[Page and application data records]
════════

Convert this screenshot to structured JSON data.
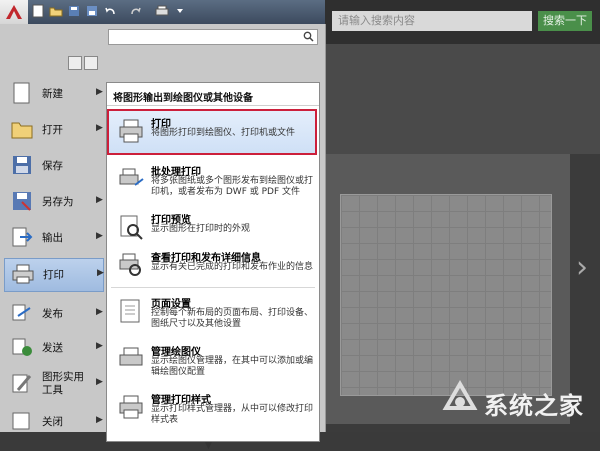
{
  "background": {
    "search_placeholder": "请输入搜索内容",
    "search_button": "搜索一下",
    "watermark": "系统之家"
  },
  "menu": {
    "search_value": "",
    "sections": [
      {
        "label": "新建",
        "icon": "new-document-icon",
        "has_submenu": true
      },
      {
        "label": "打开",
        "icon": "open-folder-icon",
        "has_submenu": true
      },
      {
        "label": "保存",
        "icon": "save-disk-icon",
        "has_submenu": false
      },
      {
        "label": "另存为",
        "icon": "save-as-icon",
        "has_submenu": true
      },
      {
        "label": "输出",
        "icon": "export-icon",
        "has_submenu": true
      },
      {
        "label": "打印",
        "icon": "printer-icon",
        "has_submenu": true,
        "active": true
      },
      {
        "label": "发布",
        "icon": "publish-icon",
        "has_submenu": true
      },
      {
        "label": "发送",
        "icon": "send-icon",
        "has_submenu": true
      },
      {
        "label": "图形实用工具",
        "icon": "drawing-utilities-icon",
        "has_submenu": true
      },
      {
        "label": "关闭",
        "icon": "close-document-icon",
        "has_submenu": true
      }
    ]
  },
  "submenu": {
    "heading": "将图形输出到绘图仪或其他设备",
    "options": [
      {
        "title": "打印",
        "desc": "将图形打印到绘图仪、打印机或文件",
        "icon": "printer-icon",
        "selected": true
      },
      {
        "title": "批处理打印",
        "desc": "将多张图纸或多个图形发布到绘图仪或打印机，或者发布为 DWF 或 PDF 文件",
        "icon": "batch-plot-icon"
      },
      {
        "title": "打印预览",
        "desc": "显示图形在打印时的外观",
        "icon": "plot-preview-icon"
      },
      {
        "title": "查看打印和发布详细信息",
        "desc": "显示有关已完成的打印和发布作业的信息",
        "icon": "plot-details-icon"
      },
      {
        "title": "页面设置",
        "desc": "控制每个新布局的页面布局、打印设备、图纸尺寸以及其他设置",
        "icon": "page-setup-icon"
      },
      {
        "title": "管理绘图仪",
        "desc": "显示绘图仪管理器，在其中可以添加或编辑绘图仪配置",
        "icon": "plotter-manager-icon"
      },
      {
        "title": "管理打印样式",
        "desc": "显示打印样式管理器，从中可以修改打印样式表",
        "icon": "plot-style-manager-icon"
      }
    ]
  }
}
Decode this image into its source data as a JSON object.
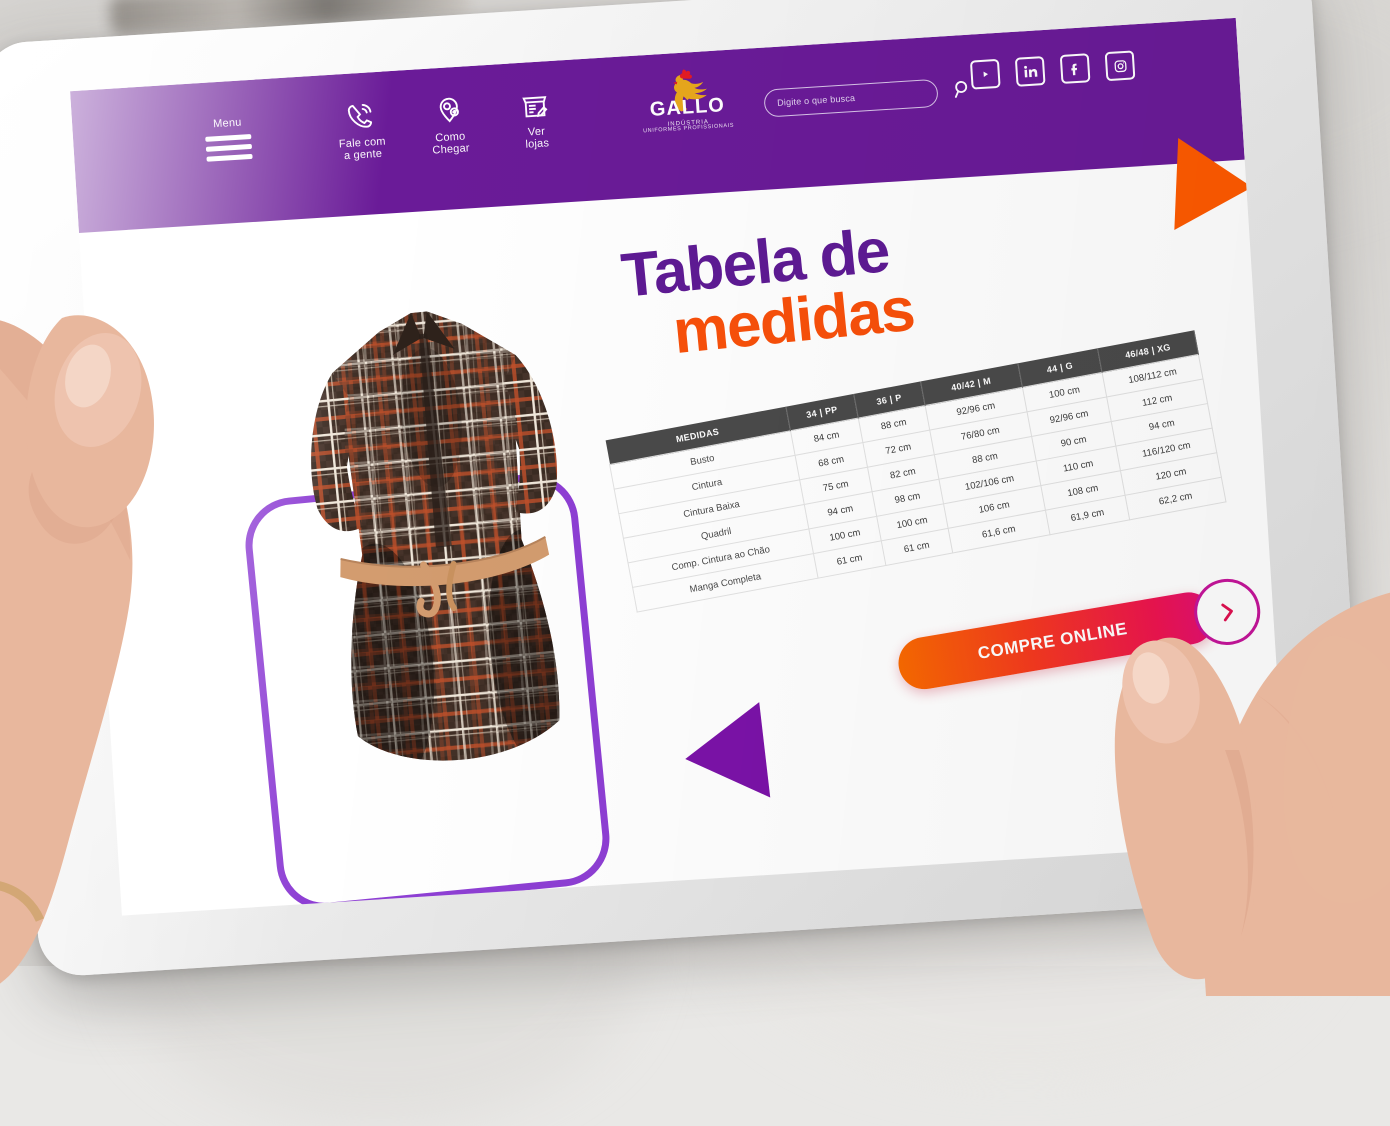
{
  "site": {
    "brand": {
      "sup": "INDÚSTRIA",
      "name": "GALLO",
      "sub": "UNIFORMES PROFISSIONAIS"
    },
    "header": {
      "nav": [
        {
          "label": "Menu",
          "icon": "hamburger-menu-icon"
        },
        {
          "label": "Fale com\na gente",
          "line1": "Fale com",
          "line2": "a gente",
          "icon": "phone-icon"
        },
        {
          "label": "Como\nChegar",
          "line1": "Como",
          "line2": "Chegar",
          "icon": "map-pin-icon"
        },
        {
          "label": "Ver\nlojas",
          "line1": "Ver",
          "line2": "lojas",
          "icon": "store-icon"
        }
      ],
      "search": {
        "placeholder": "Digite o que busca",
        "value": "",
        "icon": "search-icon"
      },
      "socials": [
        {
          "name": "youtube-icon",
          "glyph": "▶"
        },
        {
          "name": "linkedin-icon",
          "glyph": "in"
        },
        {
          "name": "facebook-icon",
          "glyph": "f"
        },
        {
          "name": "instagram-icon",
          "glyph": "◎"
        }
      ],
      "bar_color": "#6a1b98"
    },
    "hero": {
      "title_line1": "Tabela de",
      "title_line2": "medidas",
      "title_color_1": "#5e1a94",
      "title_color_2": "#f9500a"
    },
    "cta": {
      "label": "COMPRE ONLINE",
      "arrow_icon": "chevron-right-icon",
      "gradient_from": "#f96a00",
      "gradient_to": "#e01074",
      "ring_color": "#c5159a"
    },
    "decor": {
      "triangle_right_color": "#ff5a00",
      "triangle_left_color": "#7b12a8",
      "outline_color": "#8e3fd4"
    },
    "product": {
      "name": "Vestido chemise xadrez",
      "colors": [
        "#3a2a22",
        "#c0502a",
        "#f1ece3",
        "#8a5b3a"
      ]
    }
  },
  "chart_data": {
    "type": "table",
    "title": "Tabela de medidas",
    "columns": [
      "MEDIDAS",
      "34 | PP",
      "36 | P",
      "40/42 | M",
      "44 | G",
      "46/48 | XG"
    ],
    "rows": [
      {
        "label": "Busto",
        "values": [
          "84 cm",
          "88 cm",
          "92/96 cm",
          "100 cm",
          "108/112 cm"
        ]
      },
      {
        "label": "Cintura",
        "values": [
          "68 cm",
          "72 cm",
          "76/80 cm",
          "92/96 cm",
          "112 cm"
        ]
      },
      {
        "label": "Cintura Baixa",
        "values": [
          "75 cm",
          "82 cm",
          "88 cm",
          "90 cm",
          "94 cm"
        ]
      },
      {
        "label": "Quadril",
        "values": [
          "94 cm",
          "98 cm",
          "102/106 cm",
          "110 cm",
          "116/120 cm"
        ]
      },
      {
        "label": "Comp. Cintura ao Chão",
        "values": [
          "100 cm",
          "100 cm",
          "106 cm",
          "108 cm",
          "120 cm"
        ]
      },
      {
        "label": "Manga Completa",
        "values": [
          "61 cm",
          "61 cm",
          "61,6 cm",
          "61,9 cm",
          "62,2 cm"
        ]
      }
    ],
    "header_bg": "#4a4a4a",
    "header_fg": "#ffffff",
    "grid": true
  }
}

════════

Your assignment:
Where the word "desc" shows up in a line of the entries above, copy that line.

Task answer:
        "desc": "将图形打印到绘图仪、打印机或文件",
        "desc": "将多张图纸或多个图形发布到绘图仪或打印机，或者发布为 DWF 或 PDF 文件",
        "desc": "显示图形在打印时的外观",
        "desc": "显示有关已完成的打印和发布作业的信息",
        "desc": "控制每个新布局的页面布局、打印设备、图纸尺寸以及其他设置",
        "desc": "显示绘图仪管理器，在其中可以添加或编辑绘图仪配置",
        "desc": "显示打印样式管理器，从中可以修改打印样式表",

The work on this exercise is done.